━━━ Record extracts ━━━

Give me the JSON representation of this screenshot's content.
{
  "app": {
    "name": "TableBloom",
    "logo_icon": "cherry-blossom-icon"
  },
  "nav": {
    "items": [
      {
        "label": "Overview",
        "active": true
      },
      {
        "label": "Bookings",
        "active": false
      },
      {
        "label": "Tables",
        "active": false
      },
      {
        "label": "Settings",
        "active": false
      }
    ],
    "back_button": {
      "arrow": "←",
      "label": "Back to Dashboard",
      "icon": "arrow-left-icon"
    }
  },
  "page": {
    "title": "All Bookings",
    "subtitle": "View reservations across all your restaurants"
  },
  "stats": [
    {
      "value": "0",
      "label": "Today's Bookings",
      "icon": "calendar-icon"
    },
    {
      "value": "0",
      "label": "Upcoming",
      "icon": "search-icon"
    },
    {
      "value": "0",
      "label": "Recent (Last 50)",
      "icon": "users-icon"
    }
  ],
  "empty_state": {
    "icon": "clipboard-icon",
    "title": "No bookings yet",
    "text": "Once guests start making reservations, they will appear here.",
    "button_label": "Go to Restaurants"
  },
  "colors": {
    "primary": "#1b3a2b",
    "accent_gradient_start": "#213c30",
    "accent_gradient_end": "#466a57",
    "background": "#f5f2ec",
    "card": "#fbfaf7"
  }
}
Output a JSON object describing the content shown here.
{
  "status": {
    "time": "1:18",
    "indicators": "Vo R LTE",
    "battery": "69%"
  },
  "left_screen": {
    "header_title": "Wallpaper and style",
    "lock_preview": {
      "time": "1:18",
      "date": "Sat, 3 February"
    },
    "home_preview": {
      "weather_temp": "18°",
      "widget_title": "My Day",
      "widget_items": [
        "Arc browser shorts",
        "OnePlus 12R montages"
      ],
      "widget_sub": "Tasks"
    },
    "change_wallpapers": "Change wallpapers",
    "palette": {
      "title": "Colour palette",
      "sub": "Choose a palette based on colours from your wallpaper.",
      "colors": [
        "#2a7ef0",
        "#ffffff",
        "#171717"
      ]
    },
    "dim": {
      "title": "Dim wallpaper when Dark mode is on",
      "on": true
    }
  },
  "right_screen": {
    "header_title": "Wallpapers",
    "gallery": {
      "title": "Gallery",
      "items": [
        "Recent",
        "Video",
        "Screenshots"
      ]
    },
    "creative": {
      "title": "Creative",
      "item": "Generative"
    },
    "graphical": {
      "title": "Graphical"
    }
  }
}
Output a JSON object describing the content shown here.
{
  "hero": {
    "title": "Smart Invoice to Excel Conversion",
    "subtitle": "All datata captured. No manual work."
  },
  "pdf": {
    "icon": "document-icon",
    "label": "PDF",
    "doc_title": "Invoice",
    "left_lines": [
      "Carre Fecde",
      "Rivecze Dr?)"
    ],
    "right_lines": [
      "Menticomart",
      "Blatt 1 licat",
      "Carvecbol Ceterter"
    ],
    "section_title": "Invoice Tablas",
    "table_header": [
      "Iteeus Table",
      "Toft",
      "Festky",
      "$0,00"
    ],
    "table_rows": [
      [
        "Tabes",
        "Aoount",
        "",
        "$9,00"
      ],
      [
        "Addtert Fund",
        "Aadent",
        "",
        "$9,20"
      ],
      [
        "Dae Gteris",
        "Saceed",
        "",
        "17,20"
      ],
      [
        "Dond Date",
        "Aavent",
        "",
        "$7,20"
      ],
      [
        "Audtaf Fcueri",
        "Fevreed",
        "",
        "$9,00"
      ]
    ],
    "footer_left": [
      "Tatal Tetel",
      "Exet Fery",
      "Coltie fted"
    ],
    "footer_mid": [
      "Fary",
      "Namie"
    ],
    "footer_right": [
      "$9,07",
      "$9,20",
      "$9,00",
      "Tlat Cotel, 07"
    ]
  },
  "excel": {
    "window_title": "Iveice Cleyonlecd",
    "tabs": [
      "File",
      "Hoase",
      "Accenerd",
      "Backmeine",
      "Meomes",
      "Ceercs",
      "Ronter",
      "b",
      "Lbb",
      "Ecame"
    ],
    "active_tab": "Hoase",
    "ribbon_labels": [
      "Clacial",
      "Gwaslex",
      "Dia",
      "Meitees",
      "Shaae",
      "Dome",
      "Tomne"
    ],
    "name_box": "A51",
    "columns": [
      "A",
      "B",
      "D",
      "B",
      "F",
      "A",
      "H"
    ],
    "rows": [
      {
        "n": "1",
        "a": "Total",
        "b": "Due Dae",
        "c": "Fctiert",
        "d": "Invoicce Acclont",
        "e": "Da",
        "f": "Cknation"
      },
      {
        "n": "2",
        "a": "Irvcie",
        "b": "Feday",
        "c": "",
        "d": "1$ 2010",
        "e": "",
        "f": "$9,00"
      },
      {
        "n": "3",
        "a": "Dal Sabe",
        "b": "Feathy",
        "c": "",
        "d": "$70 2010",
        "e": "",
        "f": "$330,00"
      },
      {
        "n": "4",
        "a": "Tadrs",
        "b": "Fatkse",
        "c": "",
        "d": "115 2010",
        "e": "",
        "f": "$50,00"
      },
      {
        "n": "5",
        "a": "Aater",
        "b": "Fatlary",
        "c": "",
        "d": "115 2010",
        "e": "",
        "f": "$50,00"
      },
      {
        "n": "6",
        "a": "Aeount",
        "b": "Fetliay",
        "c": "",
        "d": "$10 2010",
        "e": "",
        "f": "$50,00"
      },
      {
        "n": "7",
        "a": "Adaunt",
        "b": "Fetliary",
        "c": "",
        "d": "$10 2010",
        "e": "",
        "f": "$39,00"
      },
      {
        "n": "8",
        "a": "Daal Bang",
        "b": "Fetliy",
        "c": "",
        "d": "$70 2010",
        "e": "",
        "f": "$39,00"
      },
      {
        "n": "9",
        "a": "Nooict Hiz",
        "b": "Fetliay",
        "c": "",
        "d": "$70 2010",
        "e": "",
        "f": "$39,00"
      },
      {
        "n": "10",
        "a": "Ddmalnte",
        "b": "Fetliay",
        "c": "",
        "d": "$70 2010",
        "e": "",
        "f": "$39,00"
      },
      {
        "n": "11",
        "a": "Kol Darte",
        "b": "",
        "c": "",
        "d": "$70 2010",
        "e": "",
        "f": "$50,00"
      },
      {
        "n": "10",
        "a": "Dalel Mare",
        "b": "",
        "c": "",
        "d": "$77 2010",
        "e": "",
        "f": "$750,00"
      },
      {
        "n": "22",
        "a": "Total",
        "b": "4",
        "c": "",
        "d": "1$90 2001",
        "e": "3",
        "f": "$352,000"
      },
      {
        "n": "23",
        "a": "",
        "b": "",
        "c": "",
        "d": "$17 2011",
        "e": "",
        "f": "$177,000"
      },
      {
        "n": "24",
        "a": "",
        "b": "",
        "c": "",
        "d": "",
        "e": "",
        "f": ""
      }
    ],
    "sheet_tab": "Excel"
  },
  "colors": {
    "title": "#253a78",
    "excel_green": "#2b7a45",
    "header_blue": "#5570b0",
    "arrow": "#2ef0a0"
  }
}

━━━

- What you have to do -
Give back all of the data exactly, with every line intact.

- Result of the task -
Give me the JSON representation of this screenshot's content.
{
  "app": {
    "name": "TableBloom",
    "logo_icon": "cherry-blossom-icon"
  },
  "nav": {
    "items": [
      {
        "label": "Overview",
        "active": true
      },
      {
        "label": "Bookings",
        "active": false
      },
      {
        "label": "Tables",
        "active": false
      },
      {
        "label": "Settings",
        "active": false
      }
    ],
    "back_button": {
      "arrow": "←",
      "label": "Back to Dashboard",
      "icon": "arrow-left-icon"
    }
  },
  "page": {
    "title": "All Bookings",
    "subtitle": "View reservations across all your restaurants"
  },
  "stats": [
    {
      "value": "0",
      "label": "Today's Bookings",
      "icon": "calendar-icon"
    },
    {
      "value": "0",
      "label": "Upcoming",
      "icon": "search-icon"
    },
    {
      "value": "0",
      "label": "Recent (Last 50)",
      "icon": "users-icon"
    }
  ],
  "empty_state": {
    "icon": "clipboard-icon",
    "title": "No bookings yet",
    "text": "Once guests start making reservations, they will appear here.",
    "button_label": "Go to Restaurants"
  },
  "colors": {
    "primary": "#1b3a2b",
    "accent_gradient_start": "#213c30",
    "accent_gradient_end": "#466a57",
    "background": "#f5f2ec",
    "card": "#fbfaf7"
  }
}
Output a JSON object describing the content shown here.
{
  "status": {
    "time": "1:18",
    "indicators": "Vo R LTE",
    "battery": "69%"
  },
  "left_screen": {
    "header_title": "Wallpaper and style",
    "lock_preview": {
      "time": "1:18",
      "date": "Sat, 3 February"
    },
    "home_preview": {
      "weather_temp": "18°",
      "widget_title": "My Day",
      "widget_items": [
        "Arc browser shorts",
        "OnePlus 12R montages"
      ],
      "widget_sub": "Tasks"
    },
    "change_wallpapers": "Change wallpapers",
    "palette": {
      "title": "Colour palette",
      "sub": "Choose a palette based on colours from your wallpaper.",
      "colors": [
        "#2a7ef0",
        "#ffffff",
        "#171717"
      ]
    },
    "dim": {
      "title": "Dim wallpaper when Dark mode is on",
      "on": true
    }
  },
  "right_screen": {
    "header_title": "Wallpapers",
    "gallery": {
      "title": "Gallery",
      "items": [
        "Recent",
        "Video",
        "Screenshots"
      ]
    },
    "creative": {
      "title": "Creative",
      "item": "Generative"
    },
    "graphical": {
      "title": "Graphical"
    }
  }
}
Output a JSON object describing the content shown here.
{
  "hero": {
    "title": "Smart Invoice to Excel Conversion",
    "subtitle": "All datata captured. No manual work."
  },
  "pdf": {
    "icon": "document-icon",
    "label": "PDF",
    "doc_title": "Invoice",
    "left_lines": [
      "Carre Fecde",
      "Rivecze Dr?)"
    ],
    "right_lines": [
      "Menticomart",
      "Blatt 1 licat",
      "Carvecbol Ceterter"
    ],
    "section_title": "Invoice Tablas",
    "table_header": [
      "Iteeus Table",
      "Toft",
      "Festky",
      "$0,00"
    ],
    "table_rows": [
      [
        "Tabes",
        "Aoount",
        "",
        "$9,00"
      ],
      [
        "Addtert Fund",
        "Aadent",
        "",
        "$9,20"
      ],
      [
        "Dae Gteris",
        "Saceed",
        "",
        "17,20"
      ],
      [
        "Dond Date",
        "Aavent",
        "",
        "$7,20"
      ],
      [
        "Audtaf Fcueri",
        "Fevreed",
        "",
        "$9,00"
      ]
    ],
    "footer_left": [
      "Tatal Tetel",
      "Exet Fery",
      "Coltie fted"
    ],
    "footer_mid": [
      "Fary",
      "Namie"
    ],
    "footer_right": [
      "$9,07",
      "$9,20",
      "$9,00",
      "Tlat Cotel, 07"
    ]
  },
  "excel": {
    "window_title": "Iveice Cleyonlecd",
    "tabs": [
      "File",
      "Hoase",
      "Accenerd",
      "Backmeine",
      "Meomes",
      "Ceercs",
      "Ronter",
      "b",
      "Lbb",
      "Ecame"
    ],
    "active_tab": "Hoase",
    "ribbon_labels": [
      "Clacial",
      "Gwaslex",
      "Dia",
      "Meitees",
      "Shaae",
      "Dome",
      "Tomne"
    ],
    "name_box": "A51",
    "columns": [
      "A",
      "B",
      "D",
      "B",
      "F",
      "A",
      "H"
    ],
    "rows": [
      {
        "n": "1",
        "a": "Total",
        "b": "Due Dae",
        "c": "Fctiert",
        "d": "Invoicce Acclont",
        "e": "Da",
        "f": "Cknation"
      },
      {
        "n": "2",
        "a": "Irvcie",
        "b": "Feday",
        "c": "",
        "d": "1$ 2010",
        "e": "",
        "f": "$9,00"
      },
      {
        "n": "3",
        "a": "Dal Sabe",
        "b": "Feathy",
        "c": "",
        "d": "$70 2010",
        "e": "",
        "f": "$330,00"
      },
      {
        "n": "4",
        "a": "Tadrs",
        "b": "Fatkse",
        "c": "",
        "d": "115 2010",
        "e": "",
        "f": "$50,00"
      },
      {
        "n": "5",
        "a": "Aater",
        "b": "Fatlary",
        "c": "",
        "d": "115 2010",
        "e": "",
        "f": "$50,00"
      },
      {
        "n": "6",
        "a": "Aeount",
        "b": "Fetliay",
        "c": "",
        "d": "$10 2010",
        "e": "",
        "f": "$50,00"
      },
      {
        "n": "7",
        "a": "Adaunt",
        "b": "Fetliary",
        "c": "",
        "d": "$10 2010",
        "e": "",
        "f": "$39,00"
      },
      {
        "n": "8",
        "a": "Daal Bang",
        "b": "Fetliy",
        "c": "",
        "d": "$70 2010",
        "e": "",
        "f": "$39,00"
      },
      {
        "n": "9",
        "a": "Nooict Hiz",
        "b": "Fetliay",
        "c": "",
        "d": "$70 2010",
        "e": "",
        "f": "$39,00"
      },
      {
        "n": "10",
        "a": "Ddmalnte",
        "b": "Fetliay",
        "c": "",
        "d": "$70 2010",
        "e": "",
        "f": "$39,00"
      },
      {
        "n": "11",
        "a": "Kol Darte",
        "b": "",
        "c": "",
        "d": "$70 2010",
        "e": "",
        "f": "$50,00"
      },
      {
        "n": "10",
        "a": "Dalel Mare",
        "b": "",
        "c": "",
        "d": "$77 2010",
        "e": "",
        "f": "$750,00"
      },
      {
        "n": "22",
        "a": "Total",
        "b": "4",
        "c": "",
        "d": "1$90 2001",
        "e": "3",
        "f": "$352,000"
      },
      {
        "n": "23",
        "a": "",
        "b": "",
        "c": "",
        "d": "$17 2011",
        "e": "",
        "f": "$177,000"
      },
      {
        "n": "24",
        "a": "",
        "b": "",
        "c": "",
        "d": "",
        "e": "",
        "f": ""
      }
    ],
    "sheet_tab": "Excel"
  },
  "colors": {
    "title": "#253a78",
    "excel_green": "#2b7a45",
    "header_blue": "#5570b0",
    "arrow": "#2ef0a0"
  }
}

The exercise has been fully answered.